Book 5:
God sends the archangel Raphael down to earth to warn Adam and Eve about Satan. Raphael explains to them who Satan is, as well as how he used his authority to lead a third of the angels in revolt against God. Of all the legions under Satan’s command, only the seraph Abdiel remained unmoved by the seduction of his lies and refused to partake in the rebellion.

Book 6:
Raphael describes the war in Heaven to Adam and Eve: God sends His angels to do battle with Satan and his minions. Abdiel meets Satan head-on, striking him so hard that Satan falls back ten paces, shocking all who see. Then the battle rages, and on the third day, the fight still unending, God sends His Son into the fray, who chases down His enemies. Finally and fully overpowered, the rebellious horde is driven back to the wall of Heaven, which opens up. In terror, the demons dive into the hole, falling down into the place of punishment prepared for them.

It has been said that ignorance is bliss. But for many, it can be a form of denial. If we hide ourselves from disturbing truths, we may be able to enjoy their absence, but such a ruse will only work for so long. Whether in this life or the next, the truth will eventually come to light.

Delusional happiness, just like misery, loves company. In order to enjoy the promised “bliss” of ignorance, Satan in Paradise Lost must lie to himself—and attempt to convince others of these lies. Satan’s debate with Abdiel in Book 5 reveals a desire to twist the truth so that he can enjoy the confines of his own fake reality.

In response to Abdiel’s claim that God created everything (line 835ff), Satan asks, in essence, “Really?
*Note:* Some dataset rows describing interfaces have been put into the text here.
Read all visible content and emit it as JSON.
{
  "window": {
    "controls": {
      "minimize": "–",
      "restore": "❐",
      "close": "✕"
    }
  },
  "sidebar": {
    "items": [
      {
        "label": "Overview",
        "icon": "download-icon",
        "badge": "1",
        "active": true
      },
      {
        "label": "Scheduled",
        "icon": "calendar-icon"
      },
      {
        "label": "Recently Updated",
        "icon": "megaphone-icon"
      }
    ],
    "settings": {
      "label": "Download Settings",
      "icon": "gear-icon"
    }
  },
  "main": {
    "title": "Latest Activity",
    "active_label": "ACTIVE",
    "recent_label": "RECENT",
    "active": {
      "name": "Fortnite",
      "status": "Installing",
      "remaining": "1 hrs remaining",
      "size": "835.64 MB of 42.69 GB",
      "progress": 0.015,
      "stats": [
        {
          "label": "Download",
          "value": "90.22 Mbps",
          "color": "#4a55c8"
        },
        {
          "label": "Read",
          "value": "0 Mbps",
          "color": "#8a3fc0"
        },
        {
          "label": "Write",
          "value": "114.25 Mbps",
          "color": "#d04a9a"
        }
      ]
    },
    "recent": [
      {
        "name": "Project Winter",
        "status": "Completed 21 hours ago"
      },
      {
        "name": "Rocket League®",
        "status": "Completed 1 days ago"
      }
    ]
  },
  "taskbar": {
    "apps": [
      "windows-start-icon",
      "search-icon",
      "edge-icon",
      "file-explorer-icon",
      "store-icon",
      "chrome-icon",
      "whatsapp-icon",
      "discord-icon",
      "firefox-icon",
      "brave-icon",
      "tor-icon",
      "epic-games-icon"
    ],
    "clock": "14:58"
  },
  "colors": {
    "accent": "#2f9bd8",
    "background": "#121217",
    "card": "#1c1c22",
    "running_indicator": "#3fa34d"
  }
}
Can you remember when you were created? We have always been here—we are self-created, self-wrought” (line 853ff).

C. S. Lewis comments on this argument:

[I]f a creature is silly enough to try to prove that it was not created, what is more natural than for it to say, “Well, I wasn’t there to see it being done”? Yet what is more futile, since in thus admitting ignorance of its own beginnings it proves that those beginnings lay outside itself? Satan falls instantly into this trap (850 et seq.)—as indeed he cannot help doing—and produces as proof of his self-existence what is really its disproof. But even this is not Nonsense enough. Uneasily shifting on the bed of Nonsense which he has made for himself, he then throws out the happy idea that “fatal course” really produced himself, and finally, with a triumphant air, the theory that he sprouted from the soil like a vegetable. Thus, in twenty lines, the being too proud to admit derivation from God, has come to rejoice in believing that he “just grew” like Topsy or a turnip. (A Preface to Paradise Lost, 97-98)

This ignorance displayed by Satan is nothing like innocent unawareness. Rather, it is a willful denial of what every sentient being knows deep inside: that there is a God to whom we are accountable. No matter how hard one tries to suppress the truth, there is no getting around that God is “clearly seen” and “understood” through His creation, so that we are all “without excuse” before our Maker (see Rom. 1:20).

Some deny God with their lips. Others (even some professing Christians) deny Him by their actions. All of us will eventually face the Judge of the universe in the courtroom of eternity. At that time, denial will no longer be an option, and the willful ignorance of humanity—and Satan—will tragically lead to the very opposite of bliss.